The jurisdiction of the Tsuut’ina Nation is respected. When all the ESG principles are embedded into the business and investment plans, economic reconciliation becomes an outcome that is truly impact investing.
Can you deliver economic prosperity to communities while achieving attractive returns for investors?
Attractive returns and delivering prosperity to communities is not mutually exclusive. Investors that think there must be a cost to delivering prosperity to communities – or at least a trade-off – most often are not expanding the scope of their understanding of how to make and measure community impact. There are both tangible and intangible aspects that create real value. Our work in implementing ESG principles highlights the need to know what and how to measure a variety of elements.
From a return perspective, Taza is achieving higher rents and receiving more interest than our competitive set. This is due to traditional factors such as location and zoning principles, and a transparent administrative environment that moves at the speed of business, as well as a unique offering from an experiential and cultural perspective.
The ESG elements we’ve added – design standards that ensure energy efficient, durable, comfortable, healthy and accessible buildings, which are constructed through effective community consultation – are additional return items. They are an enhancement, not a trade-off. If we didn’t have these ESG factors embedded that produce economic prosperity in the community, we wouldn’t have the high investment returns. So yes, you can absolutely deliver community economic prosperity while achieving attractive returns.

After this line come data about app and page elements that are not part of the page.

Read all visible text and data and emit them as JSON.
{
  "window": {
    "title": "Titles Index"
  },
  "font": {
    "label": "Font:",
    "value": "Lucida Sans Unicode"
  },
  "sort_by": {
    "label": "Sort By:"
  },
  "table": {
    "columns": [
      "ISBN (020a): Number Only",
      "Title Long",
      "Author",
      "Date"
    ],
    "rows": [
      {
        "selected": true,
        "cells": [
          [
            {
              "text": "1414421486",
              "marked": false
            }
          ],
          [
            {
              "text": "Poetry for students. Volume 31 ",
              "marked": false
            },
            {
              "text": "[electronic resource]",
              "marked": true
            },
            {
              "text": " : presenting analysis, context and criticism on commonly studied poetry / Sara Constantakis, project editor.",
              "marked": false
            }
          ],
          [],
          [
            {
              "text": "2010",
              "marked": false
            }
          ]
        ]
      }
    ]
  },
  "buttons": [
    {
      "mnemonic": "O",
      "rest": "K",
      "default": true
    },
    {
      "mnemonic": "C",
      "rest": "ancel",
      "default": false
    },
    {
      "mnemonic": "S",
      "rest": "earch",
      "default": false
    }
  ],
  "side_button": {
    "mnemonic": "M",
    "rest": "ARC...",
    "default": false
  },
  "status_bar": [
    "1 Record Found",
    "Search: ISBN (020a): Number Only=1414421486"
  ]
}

Indigenous sovereignty and jurisdiction is a social and governance value within ESG. It’s about people. It’s about the rights of self-determination. And, equally importantly, it gives Indigenous communities access to economic opportunities and capital, while delivering attractive returns for private equity investors.
Building ‘ESG’ into the Taza development
Canderel’s William Briscoe explains how a retail center in the Taza development hired a quarter of its workforce from the Tsuut’ina Nation in the middle of the pandemic.
In August last year, a 150,000-square-foot Costco warehouse opened at the mixed-use Taza development on the Tsuut’ina Nation. The store was the first anchor tenant in a 425,000-square-foot retail center called The Shops at Buffalo Run. It was also Costco’s first warehouse located on a First Nation development in Canada and was built to LEED Silver requirements.
Despite the covid-19 pandemic, which has seen Canada’s Indigenous population particularly affected by unemployment, 25 percent of the workforce hired by Costco for the new site came from the Tsuut’ina community.
“This didn’t come from a prescriptive approach that laid out mandatory thresholds,” says Briscoe, “It came from an approach of mutual inclusion and of sharing core values.”
“We didn’t say, ‘You have to have this percentage of employees.’ Rather, we asked, ‘Costco, what is the right involvement of the Tsuut’ina community in your store that is located on their lands?’ They responded, ‘Our goal is to maximize the number of employees that come from the communities in which we serve, and it is our desire to have as many Tsuut’ina and other Indigenous people become part of the Costco family.’
“Thus, we were aligned in our visions. Costco has an existing, comprehensive program to hire and train their workforce. Tsuut’ina has the internal resources that help to train and find job opportunities for its community. So, by working together, this didn’t involve extra costs, but instead a different approach. It was developing trust and finding alignment, which is just good business.”